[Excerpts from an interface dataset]

_ _ _ _

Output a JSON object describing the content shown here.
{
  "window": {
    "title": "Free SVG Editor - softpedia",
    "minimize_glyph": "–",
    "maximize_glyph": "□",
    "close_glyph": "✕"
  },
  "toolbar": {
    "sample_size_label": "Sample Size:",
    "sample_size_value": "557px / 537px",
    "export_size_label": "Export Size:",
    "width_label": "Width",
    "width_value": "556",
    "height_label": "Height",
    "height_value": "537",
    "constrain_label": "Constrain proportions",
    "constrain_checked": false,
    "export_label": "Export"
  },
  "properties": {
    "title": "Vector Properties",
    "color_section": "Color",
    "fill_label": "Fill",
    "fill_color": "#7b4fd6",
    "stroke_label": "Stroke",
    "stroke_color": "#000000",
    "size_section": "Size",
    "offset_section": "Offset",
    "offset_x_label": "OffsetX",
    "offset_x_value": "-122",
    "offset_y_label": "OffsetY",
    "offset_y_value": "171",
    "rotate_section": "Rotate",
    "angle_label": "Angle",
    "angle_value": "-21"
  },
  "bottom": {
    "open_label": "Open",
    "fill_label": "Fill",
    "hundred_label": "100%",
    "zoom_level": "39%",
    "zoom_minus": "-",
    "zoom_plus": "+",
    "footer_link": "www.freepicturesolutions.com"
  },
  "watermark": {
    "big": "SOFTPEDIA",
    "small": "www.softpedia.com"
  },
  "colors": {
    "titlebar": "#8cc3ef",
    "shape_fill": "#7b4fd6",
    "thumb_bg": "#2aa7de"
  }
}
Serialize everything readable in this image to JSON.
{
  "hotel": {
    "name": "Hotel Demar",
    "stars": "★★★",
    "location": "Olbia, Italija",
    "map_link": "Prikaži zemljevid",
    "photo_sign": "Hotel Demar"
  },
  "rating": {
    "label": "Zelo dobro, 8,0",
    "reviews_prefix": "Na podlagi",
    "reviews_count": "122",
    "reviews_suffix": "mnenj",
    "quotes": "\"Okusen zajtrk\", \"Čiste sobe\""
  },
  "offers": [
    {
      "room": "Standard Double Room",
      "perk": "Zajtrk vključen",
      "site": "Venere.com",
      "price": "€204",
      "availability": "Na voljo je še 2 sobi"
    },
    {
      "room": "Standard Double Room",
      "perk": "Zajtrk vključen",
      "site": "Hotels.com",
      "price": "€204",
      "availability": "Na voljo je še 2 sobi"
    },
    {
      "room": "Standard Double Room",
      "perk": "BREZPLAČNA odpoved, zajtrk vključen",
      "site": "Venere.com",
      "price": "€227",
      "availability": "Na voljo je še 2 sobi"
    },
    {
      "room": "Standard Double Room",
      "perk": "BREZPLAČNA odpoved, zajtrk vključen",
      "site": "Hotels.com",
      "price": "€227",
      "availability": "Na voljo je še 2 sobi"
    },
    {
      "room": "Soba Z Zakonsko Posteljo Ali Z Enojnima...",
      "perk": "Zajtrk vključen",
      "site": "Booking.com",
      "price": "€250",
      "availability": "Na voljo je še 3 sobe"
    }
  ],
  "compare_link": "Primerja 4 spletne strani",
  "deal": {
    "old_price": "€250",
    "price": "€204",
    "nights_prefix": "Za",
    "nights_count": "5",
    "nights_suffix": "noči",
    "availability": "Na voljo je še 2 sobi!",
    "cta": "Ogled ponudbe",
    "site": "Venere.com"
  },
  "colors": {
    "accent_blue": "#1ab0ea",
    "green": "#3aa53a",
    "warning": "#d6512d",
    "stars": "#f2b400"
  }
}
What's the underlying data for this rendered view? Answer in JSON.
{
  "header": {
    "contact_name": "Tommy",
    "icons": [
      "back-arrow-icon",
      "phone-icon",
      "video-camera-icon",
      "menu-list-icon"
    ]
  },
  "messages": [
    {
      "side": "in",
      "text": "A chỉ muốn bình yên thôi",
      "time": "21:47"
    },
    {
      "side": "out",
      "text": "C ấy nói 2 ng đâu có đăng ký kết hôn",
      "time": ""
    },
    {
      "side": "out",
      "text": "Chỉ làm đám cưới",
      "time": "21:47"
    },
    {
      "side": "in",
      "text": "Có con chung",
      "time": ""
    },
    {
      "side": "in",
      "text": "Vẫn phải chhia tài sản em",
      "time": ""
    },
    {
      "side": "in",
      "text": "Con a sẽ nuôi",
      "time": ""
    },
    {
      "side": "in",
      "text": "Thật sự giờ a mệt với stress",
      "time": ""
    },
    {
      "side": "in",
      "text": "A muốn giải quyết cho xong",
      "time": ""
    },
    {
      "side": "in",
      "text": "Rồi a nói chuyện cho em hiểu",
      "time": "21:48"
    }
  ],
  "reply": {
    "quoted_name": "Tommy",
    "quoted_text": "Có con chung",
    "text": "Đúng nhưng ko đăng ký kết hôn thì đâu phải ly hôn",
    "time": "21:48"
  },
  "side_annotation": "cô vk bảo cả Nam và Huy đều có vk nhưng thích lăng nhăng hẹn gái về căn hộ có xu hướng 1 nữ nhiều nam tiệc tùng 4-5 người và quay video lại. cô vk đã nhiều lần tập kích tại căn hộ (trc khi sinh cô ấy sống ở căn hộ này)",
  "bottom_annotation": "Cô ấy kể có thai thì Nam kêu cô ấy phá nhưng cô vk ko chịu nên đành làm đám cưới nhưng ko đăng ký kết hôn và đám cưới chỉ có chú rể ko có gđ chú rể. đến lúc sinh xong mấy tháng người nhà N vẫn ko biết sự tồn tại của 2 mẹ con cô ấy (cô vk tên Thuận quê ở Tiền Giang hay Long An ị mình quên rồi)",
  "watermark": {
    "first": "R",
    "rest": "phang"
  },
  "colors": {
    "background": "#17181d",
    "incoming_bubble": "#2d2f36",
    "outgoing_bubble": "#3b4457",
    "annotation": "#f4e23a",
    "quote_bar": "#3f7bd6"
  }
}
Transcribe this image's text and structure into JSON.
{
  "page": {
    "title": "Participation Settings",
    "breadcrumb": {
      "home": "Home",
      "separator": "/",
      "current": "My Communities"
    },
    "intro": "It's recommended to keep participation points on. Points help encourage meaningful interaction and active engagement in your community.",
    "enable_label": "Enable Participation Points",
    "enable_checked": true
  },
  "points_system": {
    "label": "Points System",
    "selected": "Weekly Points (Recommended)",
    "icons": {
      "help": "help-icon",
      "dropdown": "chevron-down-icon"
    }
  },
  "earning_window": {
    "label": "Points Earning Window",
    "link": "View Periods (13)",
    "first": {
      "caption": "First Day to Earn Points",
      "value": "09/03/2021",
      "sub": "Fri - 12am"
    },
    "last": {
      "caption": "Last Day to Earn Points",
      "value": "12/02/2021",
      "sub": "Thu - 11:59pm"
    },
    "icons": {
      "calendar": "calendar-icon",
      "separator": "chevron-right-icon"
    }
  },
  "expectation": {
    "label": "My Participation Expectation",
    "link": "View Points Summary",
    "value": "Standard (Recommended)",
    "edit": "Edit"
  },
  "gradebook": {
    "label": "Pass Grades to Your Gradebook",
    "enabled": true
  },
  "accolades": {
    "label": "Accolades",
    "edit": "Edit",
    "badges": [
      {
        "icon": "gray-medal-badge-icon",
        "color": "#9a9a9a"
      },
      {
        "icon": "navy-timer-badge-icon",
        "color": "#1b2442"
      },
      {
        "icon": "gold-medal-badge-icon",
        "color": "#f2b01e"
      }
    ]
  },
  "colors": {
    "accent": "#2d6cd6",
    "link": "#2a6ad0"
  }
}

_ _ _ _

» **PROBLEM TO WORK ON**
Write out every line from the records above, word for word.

» **COMPLETED TASK**
Output a JSON object describing the content shown here.
{
  "window": {
    "title": "Free SVG Editor - softpedia",
    "minimize_glyph": "–",
    "maximize_glyph": "□",
    "close_glyph": "✕"
  },
  "toolbar": {
    "sample_size_label": "Sample Size:",
    "sample_size_value": "557px / 537px",
    "export_size_label": "Export Size:",
    "width_label": "Width",
    "width_value": "556",
    "height_label": "Height",
    "height_value": "537",
    "constrain_label": "Constrain proportions",
    "constrain_checked": false,
    "export_label": "Export"
  },
  "properties": {
    "title": "Vector Properties",
    "color_section": "Color",
    "fill_label": "Fill",
    "fill_color": "#7b4fd6",
    "stroke_label": "Stroke",
    "stroke_color": "#000000",
    "size_section": "Size",
    "offset_section": "Offset",
    "offset_x_label": "OffsetX",
    "offset_x_value": "-122",
    "offset_y_label": "OffsetY",
    "offset_y_value": "171",
    "rotate_section": "Rotate",
    "angle_label": "Angle",
    "angle_value": "-21"
  },
  "bottom": {
    "open_label": "Open",
    "fill_label": "Fill",
    "hundred_label": "100%",
    "zoom_level": "39%",
    "zoom_minus": "-",
    "zoom_plus": "+",
    "footer_link": "www.freepicturesolutions.com"
  },
  "watermark": {
    "big": "SOFTPEDIA",
    "small": "www.softpedia.com"
  },
  "colors": {
    "titlebar": "#8cc3ef",
    "shape_fill": "#7b4fd6",
    "thumb_bg": "#2aa7de"
  }
}
Serialize everything readable in this image to JSON.
{
  "hotel": {
    "name": "Hotel Demar",
    "stars": "★★★",
    "location": "Olbia, Italija",
    "map_link": "Prikaži zemljevid",
    "photo_sign": "Hotel Demar"
  },
  "rating": {
    "label": "Zelo dobro, 8,0",
    "reviews_prefix": "Na podlagi",
    "reviews_count": "122",
    "reviews_suffix": "mnenj",
    "quotes": "\"Okusen zajtrk\", \"Čiste sobe\""
  },
  "offers": [
    {
      "room": "Standard Double Room",
      "perk": "Zajtrk vključen",
      "site": "Venere.com",
      "price": "€204",
      "availability": "Na voljo je še 2 sobi"
    },
    {
      "room": "Standard Double Room",
      "perk": "Zajtrk vključen",
      "site": "Hotels.com",
      "price": "€204",
      "availability": "Na voljo je še 2 sobi"
    },
    {
      "room": "Standard Double Room",
      "perk": "BREZPLAČNA odpoved, zajtrk vključen",
      "site": "Venere.com",
      "price": "€227",
      "availability": "Na voljo je še 2 sobi"
    },
    {
      "room": "Standard Double Room",
      "perk": "BREZPLAČNA odpoved, zajtrk vključen",
      "site": "Hotels.com",
      "price": "€227",
      "availability": "Na voljo je še 2 sobi"
    },
    {
      "room": "Soba Z Zakonsko Posteljo Ali Z Enojnima...",
      "perk": "Zajtrk vključen",
      "site": "Booking.com",
      "price": "€250",
      "availability": "Na voljo je še 3 sobe"
    }
  ],
  "compare_link": "Primerja 4 spletne strani",
  "deal": {
    "old_price": "€250",
    "price": "€204",
    "nights_prefix": "Za",
    "nights_count": "5",
    "nights_suffix": "noči",
    "availability": "Na voljo je še 2 sobi!",
    "cta": "Ogled ponudbe",
    "site": "Venere.com"
  },
  "colors": {
    "accent_blue": "#1ab0ea",
    "green": "#3aa53a",
    "warning": "#d6512d",
    "stars": "#f2b400"
  }
}
What's the underlying data for this rendered view? Answer in JSON.
{
  "header": {
    "contact_name": "Tommy",
    "icons": [
      "back-arrow-icon",
      "phone-icon",
      "video-camera-icon",
      "menu-list-icon"
    ]
  },
  "messages": [
    {
      "side": "in",
      "text": "A chỉ muốn bình yên thôi",
      "time": "21:47"
    },
    {
      "side": "out",
      "text": "C ấy nói 2 ng đâu có đăng ký kết hôn",
      "time": ""
    },
    {
      "side": "out",
      "text": "Chỉ làm đám cưới",
      "time": "21:47"
    },
    {
      "side": "in",
      "text": "Có con chung",
      "time": ""
    },
    {
      "side": "in",
      "text": "Vẫn phải chhia tài sản em",
      "time": ""
    },
    {
      "side": "in",
      "text": "Con a sẽ nuôi",
      "time": ""
    },
    {
      "side": "in",
      "text": "Thật sự giờ a mệt với stress",
      "time": ""
    },
    {
      "side": "in",
      "text": "A muốn giải quyết cho xong",
      "time": ""
    },
    {
      "side": "in",
      "text": "Rồi a nói chuyện cho em hiểu",
      "time": "21:48"
    }
  ],
  "reply": {
    "quoted_name": "Tommy",
    "quoted_text": "Có con chung",
    "text": "Đúng nhưng ko đăng ký kết hôn thì đâu phải ly hôn",
    "time": "21:48"
  },
  "side_annotation": "cô vk bảo cả Nam và Huy đều có vk nhưng thích lăng nhăng hẹn gái về căn hộ có xu hướng 1 nữ nhiều nam tiệc tùng 4-5 người và quay video lại. cô vk đã nhiều lần tập kích tại căn hộ (trc khi sinh cô ấy sống ở căn hộ này)",
  "bottom_annotation": "Cô ấy kể có thai thì Nam kêu cô ấy phá nhưng cô vk ko chịu nên đành làm đám cưới nhưng ko đăng ký kết hôn và đám cưới chỉ có chú rể ko có gđ chú rể. đến lúc sinh xong mấy tháng người nhà N vẫn ko biết sự tồn tại của 2 mẹ con cô ấy (cô vk tên Thuận quê ở Tiền Giang hay Long An ị mình quên rồi)",
  "watermark": {
    "first": "R",
    "rest": "phang"
  },
  "colors": {
    "background": "#17181d",
    "incoming_bubble": "#2d2f36",
    "outgoing_bubble": "#3b4457",
    "annotation": "#f4e23a",
    "quote_bar": "#3f7bd6"
  }
}
Transcribe this image's text and structure into JSON.
{
  "page": {
    "title": "Participation Settings",
    "breadcrumb": {
      "home": "Home",
      "separator": "/",
      "current": "My Communities"
    },
    "intro": "It's recommended to keep participation points on. Points help encourage meaningful interaction and active engagement in your community.",
    "enable_label": "Enable Participation Points",
    "enable_checked": true
  },
  "points_system": {
    "label": "Points System",
    "selected": "Weekly Points (Recommended)",
    "icons": {
      "help": "help-icon",
      "dropdown": "chevron-down-icon"
    }
  },
  "earning_window": {
    "label": "Points Earning Window",
    "link": "View Periods (13)",
    "first": {
      "caption": "First Day to Earn Points",
      "value": "09/03/2021",
      "sub": "Fri - 12am"
    },
    "last": {
      "caption": "Last Day to Earn Points",
      "value": "12/02/2021",
      "sub": "Thu - 11:59pm"
    },
    "icons": {
      "calendar": "calendar-icon",
      "separator": "chevron-right-icon"
    }
  },
  "expectation": {
    "label": "My Participation Expectation",
    "link": "View Points Summary",
    "value": "Standard (Recommended)",
    "edit": "Edit"
  },
  "gradebook": {
    "label": "Pass Grades to Your Gradebook",
    "enabled": true
  },
  "accolades": {
    "label": "Accolades",
    "edit": "Edit",
    "badges": [
      {
        "icon": "gray-medal-badge-icon",
        "color": "#9a9a9a"
      },
      {
        "icon": "navy-timer-badge-icon",
        "color": "#1b2442"
      },
      {
        "icon": "gold-medal-badge-icon",
        "color": "#f2b01e"
      }
    ]
  },
  "colors": {
    "accent": "#2d6cd6",
    "link": "#2a6ad0"
  }
}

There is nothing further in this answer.